At least 21 killed in ISIL bombing in Saudi...
The figures were announced by Saudi Health Minister Khalid al-Faleh on Friday following the attack, which took place at Imam Ali (PBUH) Mosque in the village of al-Qadeeh, located in the oil-rich kingdom’s Qatif district and more than 420 kilometers (260 miles) east of the capital, Riyadh.
A bomber reportedly blew himself up in the mosque as more than 150 people had gathered for Friday prayers.
Later in the day, the Takfiri ISIL terrorist group claimed responsibility for the attack.
Following the bombing, a large number of people took to the streets in Qatif to denounce the terrorist attack. The protesters also chanted slogans to show their anger at Saudi officials over the deadly blast.
Meanwhile, the Islamic Republic of Iran has strongly condemned the deadly bomb attack against the Saudi Shia worshipers, calling for those responsible to be brought to justice.
“Countering and combating terrorist and extremist groups and avoiding adventurism abroad as well as refraining from inflicting irreparable losses on regional nations are the necessary steps that should be given priority,” Iran’s Foreign Ministry Spokeswoman Marziyeh Afkham said Friday.
Saudi regime ‘responsible’
The Lebanese resistance movement Hezbollah also strongly condemned the terrorist attack, saying the Saudi regime is “fully responsible” for the deadly incident.
"Hezbollah holds the Saudi authorities fully responsible for this ugly crime, for its embrace and sponsorship for these criminal murderers ... to carry out similar crimes in other Arab and Muslim countries," read the statement issued by the resistance group.
Hezbollah lashed out at Saudi Arabia for "failing to protect" its Shia citizens, who have been for long subject to systematic marginalization in the kingdom.
Saudi authorities "incited against them (Shia citizens) from the minbars (pulpits) of mosques and in the media,” the statement went on to say.
United Nations Secretary General Ban Ki-moon denounced the terrorist attack as “abhorrent” and extended his condolences to the families of the victims.
“The attack caused many deaths and injuries as people were gathering for Friday prayers,” read the statement issued by the UN chief, adding, “Such attacks on places of worship are abhorrent and intended to promote sectarian conflict.”
Ban also expressed hope that “the perpetrators will be swiftly brought to justice.”
On November 3, 2014, masked gunmen stormed a group of Shia Muslims participating in a ceremony marking the martyrdom anniversary of Imam Hussein (PBUH), the third Shia Imam, in the village of al-Dalwah in al-Ahsa Governorate of Eastern Province, and opened fire as people were observing Ashura, the 10th day of the lunar month of Muharram.

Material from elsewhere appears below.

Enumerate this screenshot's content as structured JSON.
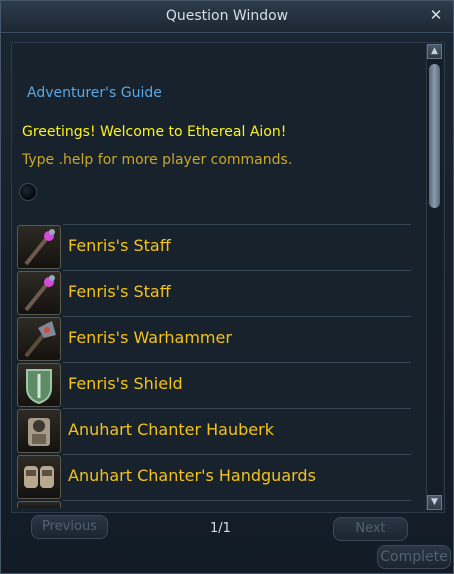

Eastern Province has been the site of peaceful demonstrations, mostly in the districts of Qatif and Awamiyah, since February 2011. Protesters have been demanding reforms, freedom of expression and the release of political prisoners. They want an end to economic and religious discrimination against the oil-rich region.
Several demonstrators have been killed and dozens of activists have been arrested since the beginning of protests in the region.